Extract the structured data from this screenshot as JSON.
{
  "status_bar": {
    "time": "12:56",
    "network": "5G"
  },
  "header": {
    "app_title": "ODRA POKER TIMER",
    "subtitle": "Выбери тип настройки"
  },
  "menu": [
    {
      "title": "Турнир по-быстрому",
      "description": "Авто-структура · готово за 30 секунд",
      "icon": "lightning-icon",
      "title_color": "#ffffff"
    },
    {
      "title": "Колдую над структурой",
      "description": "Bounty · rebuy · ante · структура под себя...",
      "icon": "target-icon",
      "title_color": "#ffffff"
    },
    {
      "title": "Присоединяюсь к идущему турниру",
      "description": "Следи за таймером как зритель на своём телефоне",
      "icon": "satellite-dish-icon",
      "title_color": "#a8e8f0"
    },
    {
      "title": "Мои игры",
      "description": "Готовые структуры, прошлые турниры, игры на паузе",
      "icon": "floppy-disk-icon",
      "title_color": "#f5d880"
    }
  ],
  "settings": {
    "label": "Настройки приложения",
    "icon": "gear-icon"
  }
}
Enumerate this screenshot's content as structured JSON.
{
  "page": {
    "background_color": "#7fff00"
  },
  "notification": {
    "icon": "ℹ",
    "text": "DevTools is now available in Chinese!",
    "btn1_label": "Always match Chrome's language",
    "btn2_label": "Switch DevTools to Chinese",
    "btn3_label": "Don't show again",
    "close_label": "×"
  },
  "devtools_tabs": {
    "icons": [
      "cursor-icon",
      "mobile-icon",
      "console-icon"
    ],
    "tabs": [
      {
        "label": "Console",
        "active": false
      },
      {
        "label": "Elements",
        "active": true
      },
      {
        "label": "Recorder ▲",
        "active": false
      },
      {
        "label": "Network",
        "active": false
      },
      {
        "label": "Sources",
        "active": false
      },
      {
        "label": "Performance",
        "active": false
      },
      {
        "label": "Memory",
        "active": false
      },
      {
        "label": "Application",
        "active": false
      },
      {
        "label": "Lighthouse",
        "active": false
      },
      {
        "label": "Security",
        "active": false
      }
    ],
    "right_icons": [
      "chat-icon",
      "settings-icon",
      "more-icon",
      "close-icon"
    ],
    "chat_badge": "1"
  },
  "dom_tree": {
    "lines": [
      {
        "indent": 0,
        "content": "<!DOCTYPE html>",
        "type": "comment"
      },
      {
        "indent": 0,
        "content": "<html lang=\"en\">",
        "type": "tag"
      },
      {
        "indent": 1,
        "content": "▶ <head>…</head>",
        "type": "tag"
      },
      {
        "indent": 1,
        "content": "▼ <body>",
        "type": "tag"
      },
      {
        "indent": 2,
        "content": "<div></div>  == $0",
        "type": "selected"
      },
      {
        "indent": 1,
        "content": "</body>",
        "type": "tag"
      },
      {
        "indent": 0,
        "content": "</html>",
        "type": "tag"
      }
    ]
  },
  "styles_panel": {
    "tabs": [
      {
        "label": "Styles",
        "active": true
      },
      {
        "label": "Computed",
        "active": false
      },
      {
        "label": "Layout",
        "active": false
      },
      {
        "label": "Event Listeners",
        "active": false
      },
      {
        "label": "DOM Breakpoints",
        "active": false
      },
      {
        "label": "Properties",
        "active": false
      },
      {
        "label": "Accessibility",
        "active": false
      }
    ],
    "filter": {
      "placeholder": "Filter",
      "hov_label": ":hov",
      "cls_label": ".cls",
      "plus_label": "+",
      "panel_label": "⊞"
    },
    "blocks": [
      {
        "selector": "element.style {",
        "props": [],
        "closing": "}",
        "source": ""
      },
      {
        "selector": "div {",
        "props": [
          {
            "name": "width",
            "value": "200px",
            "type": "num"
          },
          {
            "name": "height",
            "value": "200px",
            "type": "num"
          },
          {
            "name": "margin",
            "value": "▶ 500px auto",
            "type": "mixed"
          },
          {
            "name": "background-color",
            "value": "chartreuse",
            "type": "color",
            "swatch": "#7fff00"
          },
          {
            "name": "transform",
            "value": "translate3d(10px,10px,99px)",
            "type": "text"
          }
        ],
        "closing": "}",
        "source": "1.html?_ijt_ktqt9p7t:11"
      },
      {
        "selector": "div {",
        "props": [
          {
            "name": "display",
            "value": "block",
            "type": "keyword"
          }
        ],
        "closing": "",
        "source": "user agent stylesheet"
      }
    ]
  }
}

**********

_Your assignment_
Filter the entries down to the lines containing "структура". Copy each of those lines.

_Answer to this problem_
      "description": "Авто-структура · готово за 30 секунд",
      "description": "Bounty · rebuy · ante · структура под себя...",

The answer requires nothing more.